JOHNSON: Yeah, the justice that Brett Kavanaugh is in line to replace, Anthony Kennedy, was pretty conservative but had sided with abortion rights supporters in at least one major case. Brett Kavanaugh's records suggests he's pretty conservative, too. Back in 2006, during his first confirmation hearing to join the federal appeals court, Kavanaugh told Democrats in the Senate that Roe v. Wade was binding precedent and he'd follow it fully. But more recently, he dissented in a case about a pregnant 17-year-old in immigration detention. She wanted to be released to get an abortion, Rachel. Ultimately, the majority of his federal appeals court ruled in favor of that 17-year-old, but Brett Kavanaugh said the court was acting in a radical fashion. He went so far as to say the majority of the court created a new right for unlawful immigrant minors in government detention to obtain an immediate abortion on demand. That language is raising a lot of red flags for abortion rights supporters right now.
MARTIN: So Democrats are likely going to seize on that, I imagine. They already are. They're also going to seize on Kavanaugh's view of executive power, especially since he's written this thing in the past, about the fact that investigations are a distraction that's not good for the public, investigations around presidents. Is he likely to get any Democratic support?

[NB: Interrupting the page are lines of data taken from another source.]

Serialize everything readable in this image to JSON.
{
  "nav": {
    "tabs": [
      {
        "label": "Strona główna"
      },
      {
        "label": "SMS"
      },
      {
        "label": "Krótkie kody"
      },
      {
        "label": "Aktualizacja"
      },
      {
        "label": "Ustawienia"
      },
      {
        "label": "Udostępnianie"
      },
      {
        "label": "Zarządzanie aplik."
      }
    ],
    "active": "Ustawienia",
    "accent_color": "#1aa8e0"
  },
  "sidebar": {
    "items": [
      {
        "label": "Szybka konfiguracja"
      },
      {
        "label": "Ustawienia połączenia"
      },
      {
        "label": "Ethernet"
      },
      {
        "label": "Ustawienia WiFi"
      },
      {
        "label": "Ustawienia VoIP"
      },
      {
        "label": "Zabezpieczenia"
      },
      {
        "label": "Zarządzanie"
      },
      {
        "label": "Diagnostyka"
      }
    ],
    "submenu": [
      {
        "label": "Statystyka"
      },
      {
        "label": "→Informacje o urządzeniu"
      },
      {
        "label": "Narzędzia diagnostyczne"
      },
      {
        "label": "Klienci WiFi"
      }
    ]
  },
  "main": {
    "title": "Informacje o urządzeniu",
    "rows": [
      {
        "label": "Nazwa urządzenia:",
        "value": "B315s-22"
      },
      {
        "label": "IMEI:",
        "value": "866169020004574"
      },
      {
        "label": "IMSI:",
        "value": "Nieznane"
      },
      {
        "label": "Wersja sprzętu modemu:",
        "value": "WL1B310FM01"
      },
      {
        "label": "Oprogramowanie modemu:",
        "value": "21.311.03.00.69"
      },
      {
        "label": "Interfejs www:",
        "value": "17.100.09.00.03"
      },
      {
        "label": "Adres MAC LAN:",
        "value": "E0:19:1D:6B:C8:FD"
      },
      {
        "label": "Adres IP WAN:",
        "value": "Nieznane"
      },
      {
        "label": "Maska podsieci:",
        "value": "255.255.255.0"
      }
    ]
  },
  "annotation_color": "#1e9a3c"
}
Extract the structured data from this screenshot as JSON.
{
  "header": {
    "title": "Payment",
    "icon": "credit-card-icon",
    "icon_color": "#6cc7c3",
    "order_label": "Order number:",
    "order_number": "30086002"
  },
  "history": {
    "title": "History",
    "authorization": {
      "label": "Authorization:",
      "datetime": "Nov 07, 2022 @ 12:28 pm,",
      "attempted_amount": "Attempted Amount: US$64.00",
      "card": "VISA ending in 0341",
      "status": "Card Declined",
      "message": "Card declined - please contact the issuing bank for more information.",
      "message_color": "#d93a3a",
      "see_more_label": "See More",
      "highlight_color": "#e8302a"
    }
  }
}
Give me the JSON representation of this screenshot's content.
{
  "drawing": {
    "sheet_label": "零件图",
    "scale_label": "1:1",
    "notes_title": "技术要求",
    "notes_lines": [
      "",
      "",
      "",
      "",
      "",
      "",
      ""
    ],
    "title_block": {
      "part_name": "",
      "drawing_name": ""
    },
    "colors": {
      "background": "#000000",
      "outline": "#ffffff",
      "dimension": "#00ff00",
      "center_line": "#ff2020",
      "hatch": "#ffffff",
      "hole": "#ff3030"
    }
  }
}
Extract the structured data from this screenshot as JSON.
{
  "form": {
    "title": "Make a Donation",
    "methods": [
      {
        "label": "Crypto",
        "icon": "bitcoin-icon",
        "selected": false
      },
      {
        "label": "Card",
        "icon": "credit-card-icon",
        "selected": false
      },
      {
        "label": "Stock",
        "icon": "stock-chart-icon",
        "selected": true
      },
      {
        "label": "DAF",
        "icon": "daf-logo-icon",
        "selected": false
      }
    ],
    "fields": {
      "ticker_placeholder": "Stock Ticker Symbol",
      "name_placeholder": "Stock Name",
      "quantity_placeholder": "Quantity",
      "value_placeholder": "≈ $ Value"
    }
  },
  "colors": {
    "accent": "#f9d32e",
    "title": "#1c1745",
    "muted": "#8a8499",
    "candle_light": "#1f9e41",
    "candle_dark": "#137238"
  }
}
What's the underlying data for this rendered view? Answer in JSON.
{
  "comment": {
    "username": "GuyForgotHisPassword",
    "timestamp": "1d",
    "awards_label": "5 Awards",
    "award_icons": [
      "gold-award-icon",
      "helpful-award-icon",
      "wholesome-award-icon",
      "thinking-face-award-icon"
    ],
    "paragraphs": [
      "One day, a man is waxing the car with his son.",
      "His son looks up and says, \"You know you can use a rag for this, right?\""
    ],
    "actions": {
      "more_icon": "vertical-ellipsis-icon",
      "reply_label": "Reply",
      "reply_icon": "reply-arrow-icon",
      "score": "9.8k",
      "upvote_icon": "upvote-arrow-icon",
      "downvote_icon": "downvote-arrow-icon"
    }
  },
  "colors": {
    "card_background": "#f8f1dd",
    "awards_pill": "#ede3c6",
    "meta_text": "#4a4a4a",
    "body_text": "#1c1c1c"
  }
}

JOHNSON: You know, this is so remarkable. Even before Kavanaugh was announced as the pick yesterday, at least one important senator, Bob Casey of Pennsylvania, came out and opposed whomever Donald Trump would pick. Democrats led by Minority Leader Chuck Schumer of New York have come out in full force. Many have already announced their opposition to Kavanaugh. That said, Kavanaugh is not wasting any time. He's meeting with senators starting today. He's going to be accompanied by a familiar face to many of those lawmakers, former Arizona Senator Jon Kyl, who is highly respected and has a very good relationship with Dianne Feinstein, the top Democrat on the Senate Judiciary Committee who's likely to be grilling Brett Kavanaugh before too long in that confirmation hearing.
MARTIN: The White House would like this whole deal to be done before the midterms, right? They would like Kavanaugh in place by October. Does that seem likely?
JOHNSON: Yeah. Charles Grassley, who runs the Senate Judiciary Committee - a Republican from Iowa - says he's going to take his time in these hearings and be deliberate. There's always a period where the record of the nominee needs to be reviewed because Brett Kavanaugh has been on the bench for so long and because he has that experience in George W. Bush White House. There's going to be a lot of paper to review. But Republicans who are friendly with the White House think that given the record of past nominees and track record of how many days it takes from nomination to confirmation, it may be possible for Kavanaugh to be on the bench - on the bench of the U.S. Supreme Court by early October. The court has already announced its first case. It involves a timber company where some company land was designated by the federal government as a habitat for the dusky gopher frog. So that may be Kavanaugh's first case if he gets confirmation.
MARTIN: All right. NPR justice correspondent Carrie Johnson - thanks, Carrie.
JOHNSON: My pleasure. Transcript provided by NPR, Copyright NPR.